  14. Pajak, R., & Kamboj, S. (2014). Experimental Single Session Imagery Rescripting of Distressing Memories in Bowel/ Bladder Control Anxiety: A Case Series. Frontiers in Psychiatry, 5(182), 1-7.
  15. Porcelli, P., & Leandro, G. (2007). Bowel Obsession Syndrome in a Patient with Ulcerative Colitis. Psychosomatics, 48(5), 448-450.
  16. Rosa-Alcazar, A., Sanchez-Meca, J., Gomez-Conesa, A., & Main-Martinez, F. (2008). Psychological Treatment of Obsessive Compulsive Disorder: A Meta-Analysis. Clinical Psychology Review, 28(8), 1310-1315.
  17. Srivastava, P., & Panday, R. (2016). Psychoeducation an Effective Tool as Treatment Modality of Mental Health. The International Journal of Indian Psychology, 4(1), 1-8.
  18. Tang, W., & Kreindler, D. (2017). Supporting Homework Compliance in Cognitive Behavioural Therapy: Essential Features of Mobile Apps. JMIR Mental Health, 4(2).

Copyright information

This article is distributed under the terms of the Creative Commons Attribution 4.0 International License (http://creativecommons.org/licenses/by/4.0/), which permits unrestricted use, distribution, and reproduction in any medium, provided you give appropriate credit to the original author(s) and the source, provide a link to the Creative Commons license, and indicate if changes were made.

About this article

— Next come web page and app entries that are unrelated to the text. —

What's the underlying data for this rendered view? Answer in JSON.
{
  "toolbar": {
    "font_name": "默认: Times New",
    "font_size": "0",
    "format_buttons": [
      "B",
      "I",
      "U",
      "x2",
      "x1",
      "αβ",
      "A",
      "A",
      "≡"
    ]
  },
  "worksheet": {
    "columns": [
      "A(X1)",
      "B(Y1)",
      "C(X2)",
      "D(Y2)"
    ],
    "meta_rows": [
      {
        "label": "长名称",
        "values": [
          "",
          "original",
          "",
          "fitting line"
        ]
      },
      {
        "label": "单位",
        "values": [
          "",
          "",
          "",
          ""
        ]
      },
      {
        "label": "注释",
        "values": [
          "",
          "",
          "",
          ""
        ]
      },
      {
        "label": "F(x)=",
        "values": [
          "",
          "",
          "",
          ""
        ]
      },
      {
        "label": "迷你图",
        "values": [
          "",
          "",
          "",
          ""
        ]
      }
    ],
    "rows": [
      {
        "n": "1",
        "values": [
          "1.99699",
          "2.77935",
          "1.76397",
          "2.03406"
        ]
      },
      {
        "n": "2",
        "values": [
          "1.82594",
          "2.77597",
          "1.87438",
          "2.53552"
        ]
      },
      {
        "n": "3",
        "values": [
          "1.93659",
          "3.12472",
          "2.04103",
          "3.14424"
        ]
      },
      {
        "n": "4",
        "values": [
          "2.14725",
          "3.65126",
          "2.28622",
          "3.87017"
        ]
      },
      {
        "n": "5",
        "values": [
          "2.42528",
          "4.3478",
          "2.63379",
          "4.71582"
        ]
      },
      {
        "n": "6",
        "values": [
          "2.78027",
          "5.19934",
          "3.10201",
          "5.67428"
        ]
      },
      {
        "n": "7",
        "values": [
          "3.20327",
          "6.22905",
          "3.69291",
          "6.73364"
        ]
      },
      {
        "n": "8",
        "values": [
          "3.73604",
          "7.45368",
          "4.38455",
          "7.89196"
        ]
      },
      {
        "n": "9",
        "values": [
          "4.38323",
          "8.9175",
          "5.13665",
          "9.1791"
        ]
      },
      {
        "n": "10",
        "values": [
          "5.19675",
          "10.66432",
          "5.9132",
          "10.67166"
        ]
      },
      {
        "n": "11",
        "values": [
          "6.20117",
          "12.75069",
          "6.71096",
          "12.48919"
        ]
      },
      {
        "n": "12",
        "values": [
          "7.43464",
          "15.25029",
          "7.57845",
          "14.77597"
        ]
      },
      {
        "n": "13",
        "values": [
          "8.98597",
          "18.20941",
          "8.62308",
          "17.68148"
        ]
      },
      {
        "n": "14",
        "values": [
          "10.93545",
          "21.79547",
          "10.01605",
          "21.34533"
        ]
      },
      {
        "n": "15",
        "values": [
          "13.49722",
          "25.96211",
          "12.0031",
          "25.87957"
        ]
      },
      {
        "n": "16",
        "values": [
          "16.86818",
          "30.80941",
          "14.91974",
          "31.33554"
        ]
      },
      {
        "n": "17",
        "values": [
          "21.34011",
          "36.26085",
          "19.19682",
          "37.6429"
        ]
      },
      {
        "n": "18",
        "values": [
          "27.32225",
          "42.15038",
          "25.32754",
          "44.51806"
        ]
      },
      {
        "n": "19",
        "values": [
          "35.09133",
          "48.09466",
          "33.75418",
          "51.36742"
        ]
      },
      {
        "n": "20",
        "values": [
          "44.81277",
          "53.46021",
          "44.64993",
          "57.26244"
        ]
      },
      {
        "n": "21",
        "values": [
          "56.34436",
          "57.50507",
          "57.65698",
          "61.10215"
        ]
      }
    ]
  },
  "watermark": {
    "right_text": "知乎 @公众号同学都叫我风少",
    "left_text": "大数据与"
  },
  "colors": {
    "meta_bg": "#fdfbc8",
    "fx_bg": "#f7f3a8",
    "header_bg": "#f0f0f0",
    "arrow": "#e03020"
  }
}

Published online: 13.04.2019
Pages: 2977-2981
Publisher: Future Academy
In: Volume 25, Issue 2
DOI: 10.15405/ejsbs.258
Online ISSN: 2301-2218
Article Type: Original Research
Cite this article